Published October 12, 2017 in Glebe Report. Link to original article
by Jennifer Humphries
Only 10 of the 150 species of maple trees worldwide are native to Canada. So what is it about the maple that makes it quintessentially Canadian?
I spoke with Ken Jewett, founder of Maple Leaves Forever (MLF), a charitable foundation that advocates and supports the planting of native Canadian maples in rural and urban Ontario, and Carl Mansfield, an arboreal adviser to the organization.

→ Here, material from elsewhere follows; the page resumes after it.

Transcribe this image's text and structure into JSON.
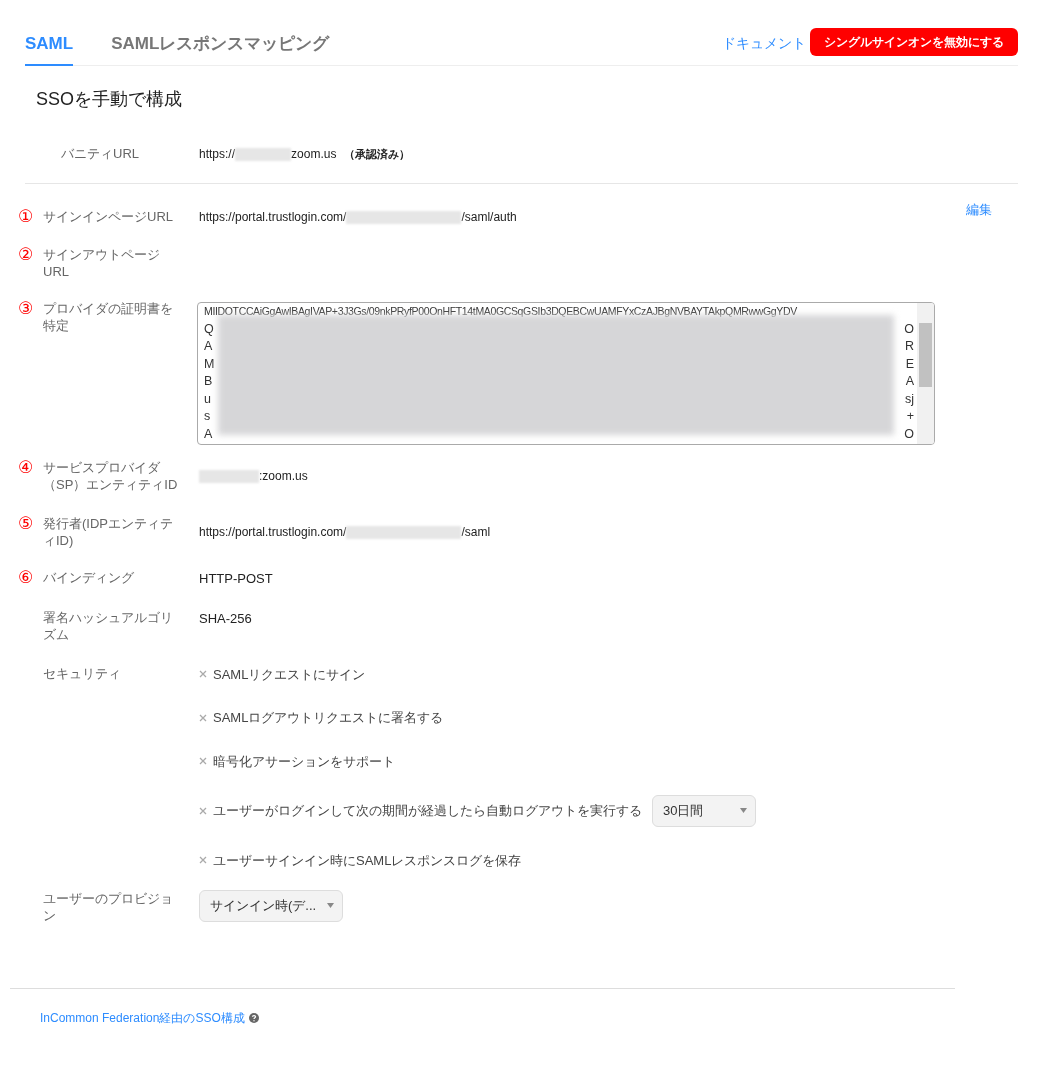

Jewett was inspired early in his life to plant maples for their beauty and hardiness. When he retired from business he decided to promote their planting by others. MLF has given over $2 million since 2000 to individuals and groups for planting initiatives and promoting education. The Maple Leaves Forever program provides a Rebate to eligible rural landowners who plant a minimum of ten native maples on their properties. The Rebate covers 25 per cent of the purchase cost of the saplings.
MLF also supports the Ontario Envirothon, an educational experience that engages Ontario high school students in learning about trees and forests.
Maple Leaves Forever is a founding member of the Highway of Heroes project, “A Tree for Every Hero”.
But why native maples? “We want to reintroduce and restore Canada’s maple tree as a symbol of national pride,” says Jewett. “It’s our arboreal emblem and there’s a native maple in every province. But in our cities and parks, we’ve been planting non-native maples as often as native maples.”
A case in point is the National Capital Commission (NCC), which had been sourcing maples from Oregon. A seven-year campaign by MLF culminated in 2015 with the decision by the NCC to switch to Canadian trees. The NCC proclaimed, “When a planting on NCC lands calls for a maple tree, it will be a native Canadian maple tree.” A sugar maple was planted by NCC CEO Mark Kristmanson, then chairperson Russell Mills and Ken Jewett to commemorate the decision – you can see the tree and plaque in Major’s Hill Park.
When the red maple leaf was ensconced on our flag in 1965, it became more than ever our signature tree. It was stylized but still evocative of the sugar maple. Surprisingly, the maple was officially adopted as our arboreal emblem only in 1996 but maples have always figured in the lives of Canadians as a source of beauty, brilliant colour, protective shade and, of course, delicious syrup.
Mansfield says that native maples are a natural choice for Ontario residents. Over time, they have adapted to the changing complexities of the environment and its biodiversity. They are resistant to many pests and tolerant of others, unlike most non-native species that have a low pest resistance.
Jewett doesn’t dismiss the importance of other native tree species and encourages a diverse mix. But we’ve been taking our native maples for granted and by our neglect threatening their continued prominence.
The maple tree and its distinctive leaf represent Canada both inside and outside our borders. Jewett wants to make sure their presence is strong, substantial and sustainable.
Take a look at MLF’s website and be inspired by its Canada 150 YouTube video (link on the homepage):
Jennifer Humphries is co-chair of the Glebe Community Association’s Environment Committee. You can contact her at email@example.com